RESIDENTS of a Southampton neighbourhood have said enough is enough and are demanding action over an accident blackspot near their homes.
A notorious junction in Sholing has been the subject of heated debate on the streets for several years.
There have been a string of accidents and near misses at the junction between Kathleen Road and South East Road.
Now people who live on the nearby roads want safety measures put in place.
They are calling on the introduction speed humps, clearer road markings or even raising the road as it approaches the junction.
Residents met with city chiefs to call for something to be done.
At a public meeting over the weekend they aired their concerns and claimed more accidents would happen unless road bosses take action soon.
Resident Marilyn Furze said that her daughter narrowly escaped a bad accident when she was travelling along South Eastern Road.
She said a car shot across the road in front of her forcing her to make an emergency stop.
“My daughter was nearly wiped out,” she told the meeting at St Andrew’s Church.
And fellow resident Paul Woodman, who organised the meeting, said one woman had two cars written off from accidents at the junction.
The meeting heard that an independent safety audit was carried out and speed cushions installed on South East Road in 2014.
Councillor James Baillie told the meeting that there had been 11 accidents that caused an injury in the four years prior to the road changes.
But another Sholing resident, Pete Lisle, said: “There are more accidents than we know about as only ones causing injury get reported. The council and the police aren’t aware of minor incidents.
“There are more than you realise.
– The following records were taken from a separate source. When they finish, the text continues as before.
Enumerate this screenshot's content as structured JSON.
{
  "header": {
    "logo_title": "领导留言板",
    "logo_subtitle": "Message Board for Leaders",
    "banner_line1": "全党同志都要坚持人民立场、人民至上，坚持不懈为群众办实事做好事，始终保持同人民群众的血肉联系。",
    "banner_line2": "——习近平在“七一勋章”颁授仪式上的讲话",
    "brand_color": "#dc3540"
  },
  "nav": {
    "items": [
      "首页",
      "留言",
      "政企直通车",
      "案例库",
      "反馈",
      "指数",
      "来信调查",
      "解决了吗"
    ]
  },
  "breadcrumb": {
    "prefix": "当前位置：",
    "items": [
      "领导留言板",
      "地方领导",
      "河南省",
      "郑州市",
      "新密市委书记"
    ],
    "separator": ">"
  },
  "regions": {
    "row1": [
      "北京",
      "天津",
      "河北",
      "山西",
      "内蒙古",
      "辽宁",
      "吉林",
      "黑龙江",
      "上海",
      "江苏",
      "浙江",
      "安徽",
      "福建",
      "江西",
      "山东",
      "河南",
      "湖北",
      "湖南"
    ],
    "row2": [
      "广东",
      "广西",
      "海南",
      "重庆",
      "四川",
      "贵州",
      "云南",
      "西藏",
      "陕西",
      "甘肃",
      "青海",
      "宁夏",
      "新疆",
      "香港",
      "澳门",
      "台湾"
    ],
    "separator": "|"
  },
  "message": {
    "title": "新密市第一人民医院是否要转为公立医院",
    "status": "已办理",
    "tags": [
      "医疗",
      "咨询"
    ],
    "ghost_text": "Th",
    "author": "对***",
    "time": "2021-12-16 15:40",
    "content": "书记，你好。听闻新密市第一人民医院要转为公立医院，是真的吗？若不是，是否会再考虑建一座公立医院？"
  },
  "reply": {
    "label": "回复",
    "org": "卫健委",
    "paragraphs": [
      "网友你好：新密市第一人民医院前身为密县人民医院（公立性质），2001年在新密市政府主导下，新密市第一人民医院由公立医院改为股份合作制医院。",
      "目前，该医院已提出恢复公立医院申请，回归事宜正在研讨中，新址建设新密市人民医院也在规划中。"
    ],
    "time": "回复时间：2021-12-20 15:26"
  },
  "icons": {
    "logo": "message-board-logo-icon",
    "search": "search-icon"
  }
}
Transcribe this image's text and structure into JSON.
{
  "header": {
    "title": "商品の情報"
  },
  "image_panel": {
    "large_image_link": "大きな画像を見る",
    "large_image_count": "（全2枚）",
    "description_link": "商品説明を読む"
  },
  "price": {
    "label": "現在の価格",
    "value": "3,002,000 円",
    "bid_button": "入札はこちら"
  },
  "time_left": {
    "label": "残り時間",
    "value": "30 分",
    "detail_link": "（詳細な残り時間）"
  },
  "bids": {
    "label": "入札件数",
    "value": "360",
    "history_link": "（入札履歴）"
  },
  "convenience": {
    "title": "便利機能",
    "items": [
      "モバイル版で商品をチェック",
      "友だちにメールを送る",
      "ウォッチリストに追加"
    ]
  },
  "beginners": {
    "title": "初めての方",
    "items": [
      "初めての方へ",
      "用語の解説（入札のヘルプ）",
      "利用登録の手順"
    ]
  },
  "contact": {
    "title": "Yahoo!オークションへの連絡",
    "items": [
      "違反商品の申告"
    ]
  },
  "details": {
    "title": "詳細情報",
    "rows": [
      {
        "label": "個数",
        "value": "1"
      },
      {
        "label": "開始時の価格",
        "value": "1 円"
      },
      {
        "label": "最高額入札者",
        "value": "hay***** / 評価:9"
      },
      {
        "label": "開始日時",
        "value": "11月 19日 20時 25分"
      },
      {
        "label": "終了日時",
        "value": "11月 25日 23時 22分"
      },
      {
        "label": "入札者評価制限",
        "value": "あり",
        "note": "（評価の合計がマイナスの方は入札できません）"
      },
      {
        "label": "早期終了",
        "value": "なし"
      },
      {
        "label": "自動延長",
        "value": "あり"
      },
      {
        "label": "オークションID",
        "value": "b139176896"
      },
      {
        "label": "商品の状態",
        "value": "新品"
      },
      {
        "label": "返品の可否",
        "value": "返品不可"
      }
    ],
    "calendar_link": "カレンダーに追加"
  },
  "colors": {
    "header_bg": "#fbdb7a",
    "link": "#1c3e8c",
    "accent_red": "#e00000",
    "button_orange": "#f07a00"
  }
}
There are simple things could be done and the police need to be monitoring the situation much more than they are.”
Councillor Nigel Hecks said: “We need sound evidence, documenting what happened, when and why, and giving names and addresses.”
The councillors said more investigations had to be carried out before any measures were put in place and called for more talks with residents before deciding if any action should be taken.